We are having the summer of a lifetime! The hottest it’s been since 1921! Too hot to knit most days and I’ve been having to get out real early to get my 8 km walk/hike in before the day really heats up but it’s going to cool a bit for August so I’ll be back at it! Took a couple of days to sew some more masks – they are mandatory for public indoor places here (the kids need them for back-to-school) and I like to do my bit to help others! Just finished reading William Kent Krueger’s Ordinary Grace – I laughed, I cried, my heart hurt and I didn’t want it to end! If it was for myself, I would never have told you the story of Vickie’s tank. Would’ve put it together and held my head high as I walked away but for some reason, I can’t do that for a gift. I almost had enough yarn to remake the Back again but did unravel half of it and reuse – I wanted to save part as evidence that I did re-do! Think Vickie will be pretty happy with this, walking back or forward! Stay safe, smile and do your part! P.S. just one more excuse...blogger has made some changes I'm not exactly happy with but I'm trying ;)

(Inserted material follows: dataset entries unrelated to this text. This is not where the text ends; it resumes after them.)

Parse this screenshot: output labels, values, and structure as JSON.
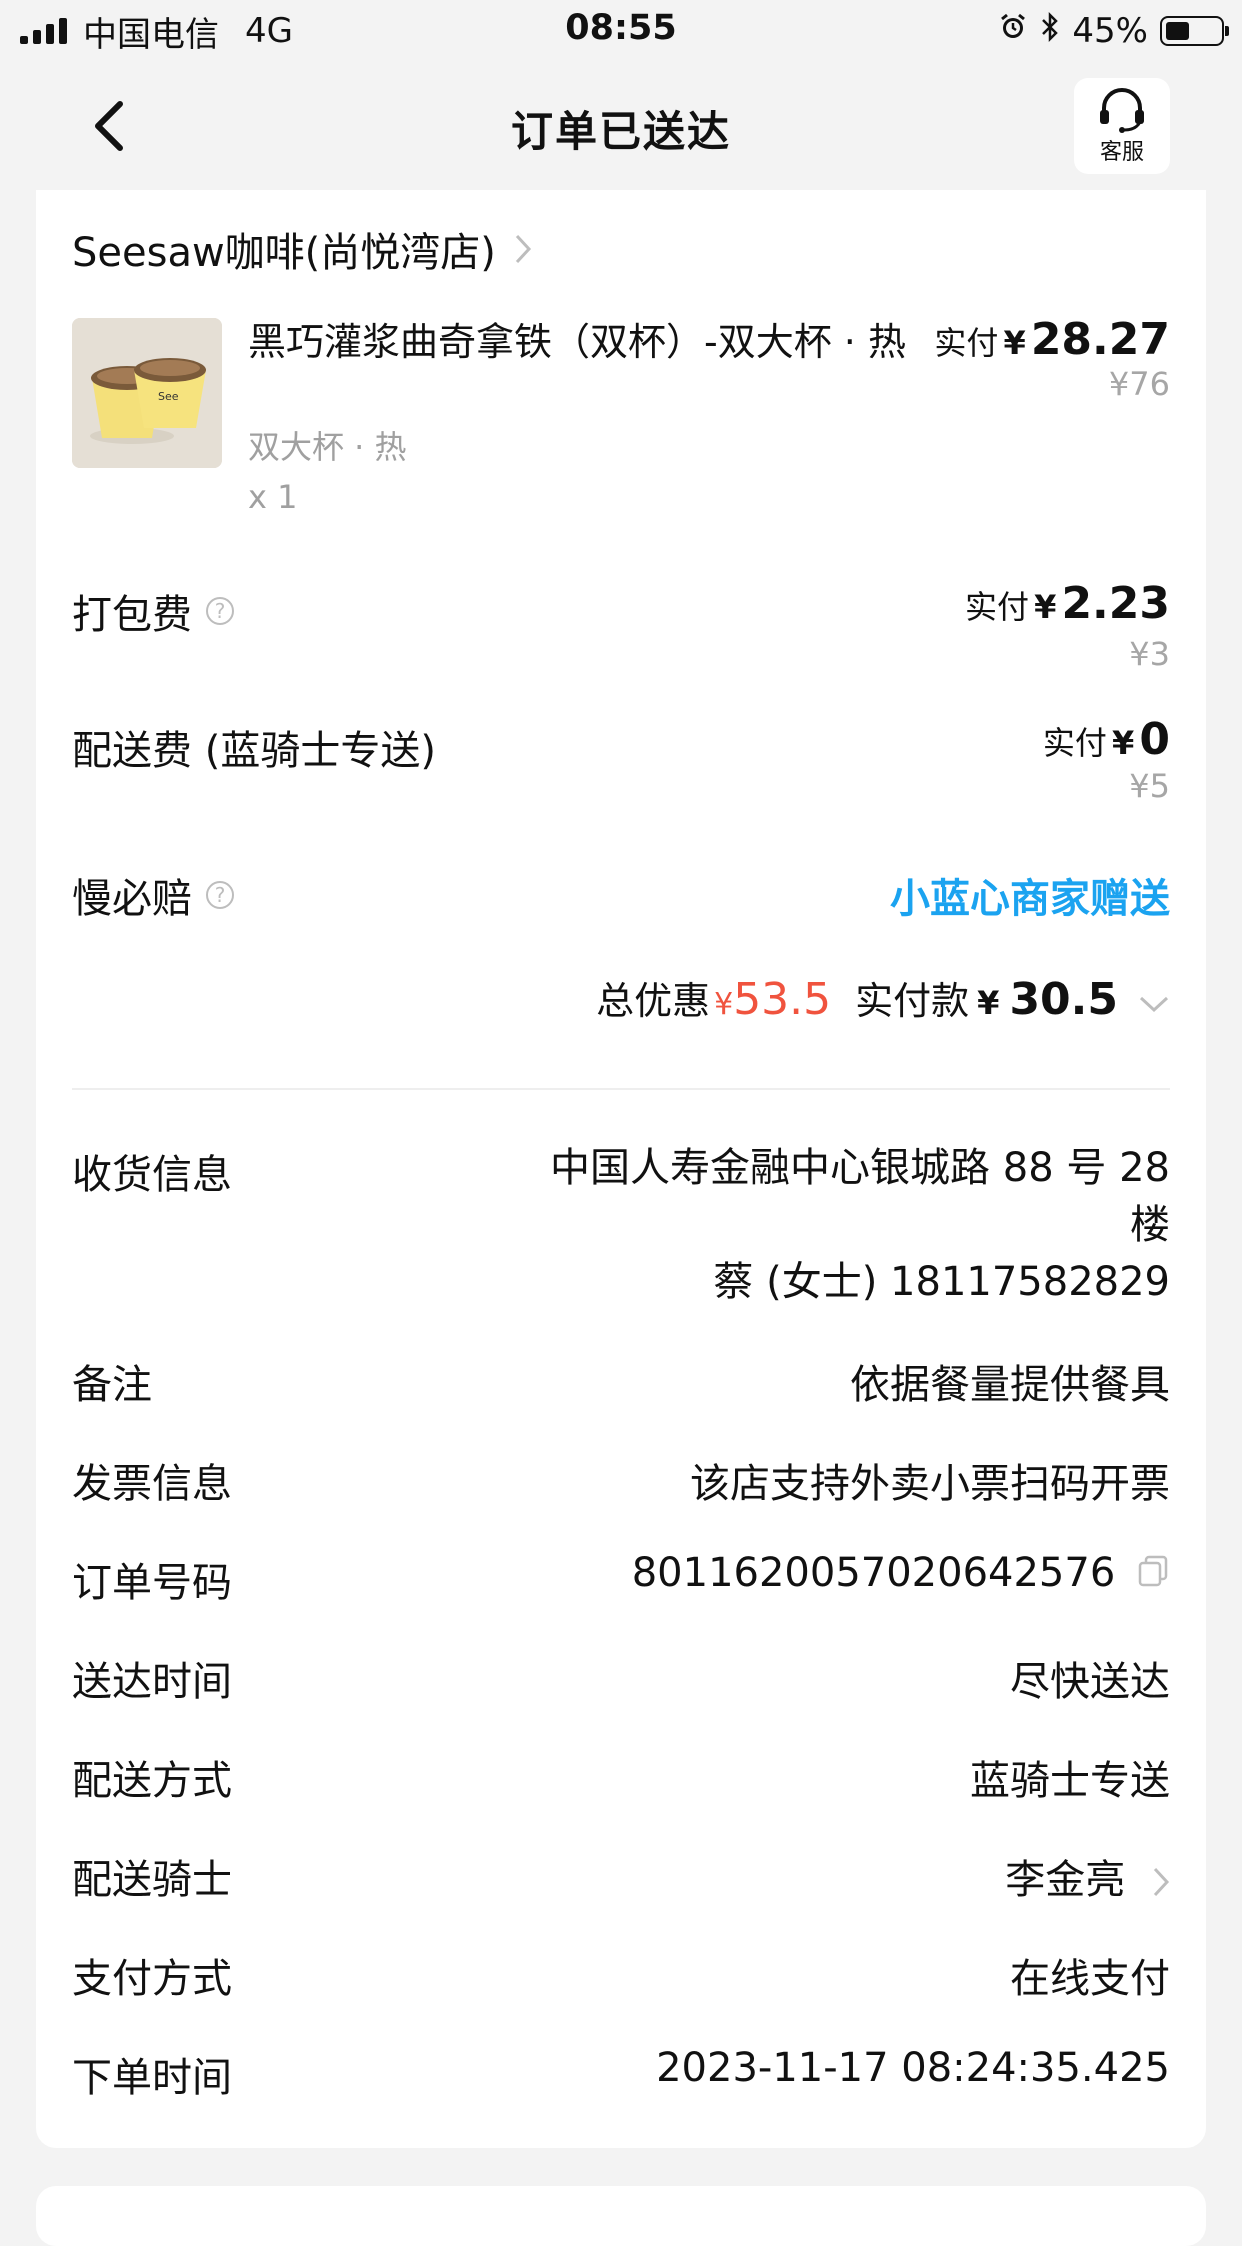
{
  "status_bar": {
    "carrier": "中国电信",
    "network": "4G",
    "time": "08:55",
    "battery": "45%",
    "battery_level": 0.45
  },
  "nav": {
    "title": "订单已送达",
    "service_label": "客服"
  },
  "shop": {
    "name": "Seesaw咖啡(尚悦湾店)"
  },
  "item": {
    "name": "黑巧灌浆曲奇拿铁（双杯）-双大杯 · 热",
    "spec": "双大杯 · 热",
    "qty": "x 1",
    "paid_label": "实付",
    "yen": "¥",
    "paid_value": "28.27",
    "original": "¥76"
  },
  "fees": {
    "packing": {
      "label": "打包费",
      "paid_label": "实付",
      "yen": "¥",
      "paid_value": "2.23",
      "original": "¥3"
    },
    "delivery": {
      "label": "配送费 (蓝骑士专送)",
      "paid_label": "实付",
      "yen": "¥",
      "paid_value": "0",
      "original": "¥5"
    },
    "slow_compensation": {
      "label": "慢必赔",
      "value": "小蓝心商家赠送"
    }
  },
  "summary": {
    "discount_label": "总优惠",
    "discount_yen": "¥",
    "discount_value": "53.5",
    "paid_label": "实付款",
    "paid_yen": "¥",
    "paid_value": "30.5"
  },
  "info": {
    "receiver_label": "收货信息",
    "receiver_address": "中国人寿金融中心银城路 88 号 28 楼",
    "receiver_contact": "蔡 (女士) 18117582829",
    "remark_label": "备注",
    "remark_value": "依据餐量提供餐具",
    "invoice_label": "发票信息",
    "invoice_value": "该店支持外卖小票扫码开票",
    "order_no_label": "订单号码",
    "order_no_value": "8011620057020642576",
    "delivery_time_label": "送达时间",
    "delivery_time_value": "尽快送达",
    "delivery_method_label": "配送方式",
    "delivery_method_value": "蓝骑士专送",
    "rider_label": "配送骑士",
    "rider_value": "李金亮",
    "payment_label": "支付方式",
    "payment_value": "在线支付",
    "order_time_label": "下单时间",
    "order_time_value": "2023-11-17 08:24:35.425"
  },
  "colors": {
    "accent_blue": "#1ba3f0",
    "discount_red": "#f0533e",
    "background": "#f3f3f3"
  }
}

Tuesday, July 21, 2020

space cadet...

lace stitch pattern
Squared Off
That’s me too, totally out of touch with reality! The success of that new trim went to my head, what can I say? In such a hurry to get on with knitting, again, not looking, examining and checking, I blithely picked number five off my PE1, thinking it looked like the 1RT (one-row-tuck)  that I had used for Squared Off from Knitwords #50 and just started knitting away. I was halfway up the back before I realized it wasn’t a true 1RT. And how did I finally come to that conclusion? Well, a real 1Rt has a plain row and then a tucked row and you can hear the difference as you knit but for some reason I was in ‘power-knit’ mode which isn’t really my style. I was decreasing one stitch every 20 rows and at the beginning of the pattern, the tuck row was on the to-the-left pass so I was doing the decrease when the carriage was on the right because there would (should) be a plain row with no
one-row-tuck stitch pattern
tucks every time you’re on the right, right? Wrong…like I said, at about row 100, I was going to do the decrease and there were tucks. What the?? I looked closer and realized I chose the wrong stitch pattern. This one was from that black lace cardigan,
https://knitwords.blogspot.com/2019/01/unfinished-business.html, Becca, I did last year but it was also the same one I used for that purple tank with the lace motif  https://knitwords.blogspot.com/2020/06/purple-peril.html  from just a few weeks ago – boy! short-term memory loss!

Now, in my defense, the window on the PE1 shows only 10 rows by a single width repeat at a time so it is sort of easy to make a mistake like this. Anyway, the purl side of the fabric looked fine on the machine as I was knitting it, so I finished off the Back.
Then, I did some research, found the right stitch pattern and for some strange reason decided to use it for the Front. Do you think she’ll notice?